PROBLEM DETAILS: Everything in the listing must be repeated exactly, apart from the images.

RECORDS SUPPLIED:

'''

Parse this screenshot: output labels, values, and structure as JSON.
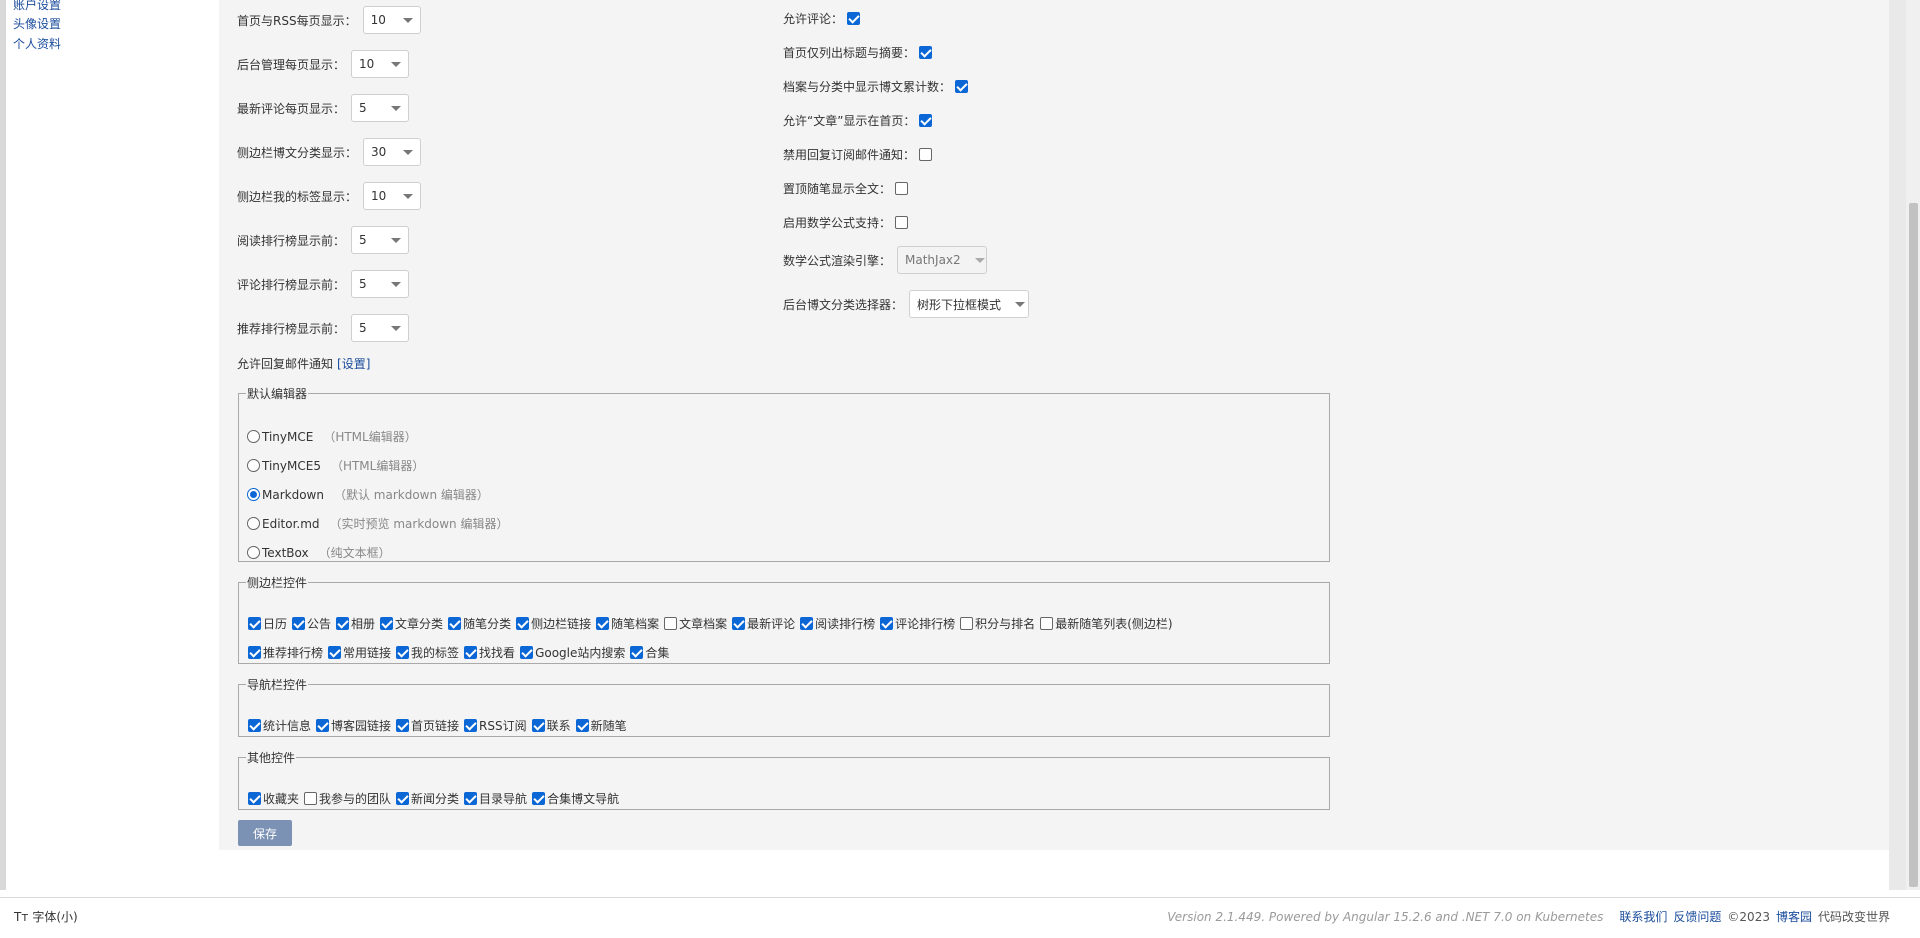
{
  "sidebar": {
    "links": [
      "账户设置",
      "头像设置",
      "个人资料"
    ]
  },
  "left_settings": [
    {
      "label": "首页与RSS每页显示：",
      "value": "10"
    },
    {
      "label": "后台管理每页显示：",
      "value": "10"
    },
    {
      "label": "最新评论每页显示：",
      "value": "5"
    },
    {
      "label": "侧边栏博文分类显示：",
      "value": "30"
    },
    {
      "label": "侧边栏我的标签显示：",
      "value": "10"
    },
    {
      "label": "阅读排行榜显示前：",
      "value": "5"
    },
    {
      "label": "评论排行榜显示前：",
      "value": "5"
    },
    {
      "label": "推荐排行榜显示前：",
      "value": "5"
    }
  ],
  "reply_mail": {
    "label": "允许回复邮件通知",
    "link": "[设置]"
  },
  "right_settings": {
    "checkboxes": [
      {
        "label": "允许评论：",
        "checked": true
      },
      {
        "label": "首页仅列出标题与摘要：",
        "checked": true
      },
      {
        "label": "档案与分类中显示博文累计数：",
        "checked": true
      },
      {
        "label": "允许“文章”显示在首页：",
        "checked": true
      },
      {
        "label": "禁用回复订阅邮件通知：",
        "checked": false
      },
      {
        "label": "置顶随笔显示全文：",
        "checked": false
      },
      {
        "label": "启用数学公式支持：",
        "checked": false
      }
    ],
    "math_engine": {
      "label": "数学公式渲染引擎：",
      "value": "MathJax2"
    },
    "category_selector": {
      "label": "后台博文分类选择器：",
      "value": "树形下拉框模式"
    }
  },
  "editor": {
    "legend": "默认编辑器",
    "options": [
      {
        "name": "TinyMCE",
        "hint": "（HTML编辑器）",
        "selected": false
      },
      {
        "name": "TinyMCE5",
        "hint": "（HTML编辑器）",
        "selected": false
      },
      {
        "name": "Markdown",
        "hint": "（默认 markdown 编辑器）",
        "selected": true
      },
      {
        "name": "Editor.md",
        "hint": "（实时预览 markdown 编辑器）",
        "selected": false
      },
      {
        "name": "TextBox",
        "hint": "（纯文本框）",
        "selected": false
      }
    ]
  },
  "sidebar_widgets": {
    "legend": "侧边栏控件",
    "row1": [
      {
        "label": "日历",
        "checked": true
      },
      {
        "label": "公告",
        "checked": true
      },
      {
        "label": "相册",
        "checked": true
      },
      {
        "label": "文章分类",
        "checked": true
      },
      {
        "label": "随笔分类",
        "checked": true
      },
      {
        "label": "侧边栏链接",
        "checked": true
      },
      {
        "label": "随笔档案",
        "checked": true
      },
      {
        "label": "文章档案",
        "checked": false
      },
      {
        "label": "最新评论",
        "checked": true
      },
      {
        "label": "阅读排行榜",
        "checked": true
      },
      {
        "label": "评论排行榜",
        "checked": true
      },
      {
        "label": "积分与排名",
        "checked": false
      },
      {
        "label": "最新随笔列表(侧边栏)",
        "checked": false
      }
    ],
    "row2": [
      {
        "label": "推荐排行榜",
        "checked": true
      },
      {
        "label": "常用链接",
        "checked": true
      },
      {
        "label": "我的标签",
        "checked": true
      },
      {
        "label": "找找看",
        "checked": true
      },
      {
        "label": "Google站内搜索",
        "checked": true
      },
      {
        "label": "合集",
        "checked": true
      }
    ]
  },
  "nav_widgets": {
    "legend": "导航栏控件",
    "items": [
      {
        "label": "统计信息",
        "checked": true
      },
      {
        "label": "博客园链接",
        "checked": true
      },
      {
        "label": "首页链接",
        "checked": true
      },
      {
        "label": "RSS订阅",
        "checked": true
      },
      {
        "label": "联系",
        "checked": true
      },
      {
        "label": "新随笔",
        "checked": true
      }
    ]
  },
  "other_widgets": {
    "legend": "其他控件",
    "items": [
      {
        "label": "收藏夹",
        "checked": true
      },
      {
        "label": "我参与的团队",
        "checked": false
      },
      {
        "label": "新闻分类",
        "checked": true
      },
      {
        "label": "目录导航",
        "checked": true
      },
      {
        "label": "合集博文导航",
        "checked": true
      }
    ]
  },
  "save_label": "保存",
  "footer": {
    "font_size_icon": "Tт",
    "font_size_label": "字体(小)",
    "version": "Version 2.1.449. Powered by Angular 15.2.6 and .NET 7.0 on Kubernetes",
    "contact": "联系我们",
    "feedback": "反馈问题",
    "copyright": "©2023",
    "brand": "博客园",
    "slogan": "代码改变世界"
  },
  "colors": {
    "checkbox": "#0b67d6",
    "link": "#1a4c9c",
    "save_button": "#7b92b4",
    "panel_bg": "#f4f4f4"
  }
}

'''

TASK OUTPUT:
Parse this screenshot: output labels, values, and structure as JSON.
{
  "sidebar": {
    "links": [
      "账户设置",
      "头像设置",
      "个人资料"
    ]
  },
  "left_settings": [
    {
      "label": "首页与RSS每页显示：",
      "value": "10"
    },
    {
      "label": "后台管理每页显示：",
      "value": "10"
    },
    {
      "label": "最新评论每页显示：",
      "value": "5"
    },
    {
      "label": "侧边栏博文分类显示：",
      "value": "30"
    },
    {
      "label": "侧边栏我的标签显示：",
      "value": "10"
    },
    {
      "label": "阅读排行榜显示前：",
      "value": "5"
    },
    {
      "label": "评论排行榜显示前：",
      "value": "5"
    },
    {
      "label": "推荐排行榜显示前：",
      "value": "5"
    }
  ],
  "reply_mail": {
    "label": "允许回复邮件通知",
    "link": "[设置]"
  },
  "right_settings": {
    "checkboxes": [
      {
        "label": "允许评论：",
        "checked": true
      },
      {
        "label": "首页仅列出标题与摘要：",
        "checked": true
      },
      {
        "label": "档案与分类中显示博文累计数：",
        "checked": true
      },
      {
        "label": "允许“文章”显示在首页：",
        "checked": true
      },
      {
        "label": "禁用回复订阅邮件通知：",
        "checked": false
      },
      {
        "label": "置顶随笔显示全文：",
        "checked": false
      },
      {
        "label": "启用数学公式支持：",
        "checked": false
      }
    ],
    "math_engine": {
      "label": "数学公式渲染引擎：",
      "value": "MathJax2"
    },
    "category_selector": {
      "label": "后台博文分类选择器：",
      "value": "树形下拉框模式"
    }
  },
  "editor": {
    "legend": "默认编辑器",
    "options": [
      {
        "name": "TinyMCE",
        "hint": "（HTML编辑器）",
        "selected": false
      },
      {
        "name": "TinyMCE5",
        "hint": "（HTML编辑器）",
        "selected": false
      },
      {
        "name": "Markdown",
        "hint": "（默认 markdown 编辑器）",
        "selected": true
      },
      {
        "name": "Editor.md",
        "hint": "（实时预览 markdown 编辑器）",
        "selected": false
      },
      {
        "name": "TextBox",
        "hint": "（纯文本框）",
        "selected": false
      }
    ]
  },
  "sidebar_widgets": {
    "legend": "侧边栏控件",
    "row1": [
      {
        "label": "日历",
        "checked": true
      },
      {
        "label": "公告",
        "checked": true
      },
      {
        "label": "相册",
        "checked": true
      },
      {
        "label": "文章分类",
        "checked": true
      },
      {
        "label": "随笔分类",
        "checked": true
      },
      {
        "label": "侧边栏链接",
        "checked": true
      },
      {
        "label": "随笔档案",
        "checked": true
      },
      {
        "label": "文章档案",
        "checked": false
      },
      {
        "label": "最新评论",
        "checked": true
      },
      {
        "label": "阅读排行榜",
        "checked": true
      },
      {
        "label": "评论排行榜",
        "checked": true
      },
      {
        "label": "积分与排名",
        "checked": false
      },
      {
        "label": "最新随笔列表(侧边栏)",
        "checked": false
      }
    ],
    "row2": [
      {
        "label": "推荐排行榜",
        "checked": true
      },
      {
        "label": "常用链接",
        "checked": true
      },
      {
        "label": "我的标签",
        "checked": true
      },
      {
        "label": "找找看",
        "checked": true
      },
      {
        "label": "Google站内搜索",
        "checked": true
      },
      {
        "label": "合集",
        "checked": true
      }
    ]
  },
  "nav_widgets": {
    "legend": "导航栏控件",
    "items": [
      {
        "label": "统计信息",
        "checked": true
      },
      {
        "label": "博客园链接",
        "checked": true
      },
      {
        "label": "首页链接",
        "checked": true
      },
      {
        "label": "RSS订阅",
        "checked": true
      },
      {
        "label": "联系",
        "checked": true
      },
      {
        "label": "新随笔",
        "checked": true
      }
    ]
  },
  "other_widgets": {
    "legend": "其他控件",
    "items": [
      {
        "label": "收藏夹",
        "checked": true
      },
      {
        "label": "我参与的团队",
        "checked": false
      },
      {
        "label": "新闻分类",
        "checked": true
      },
      {
        "label": "目录导航",
        "checked": true
      },
      {
        "label": "合集博文导航",
        "checked": true
      }
    ]
  },
  "save_label": "保存",
  "footer": {
    "font_size_icon": "Tт",
    "font_size_label": "字体(小)",
    "version": "Version 2.1.449. Powered by Angular 15.2.6 and .NET 7.0 on Kubernetes",
    "contact": "联系我们",
    "feedback": "反馈问题",
    "copyright": "©2023",
    "brand": "博客园",
    "slogan": "代码改变世界"
  },
  "colors": {
    "checkbox": "#0b67d6",
    "link": "#1a4c9c",
    "save_button": "#7b92b4",
    "panel_bg": "#f4f4f4"
  }
}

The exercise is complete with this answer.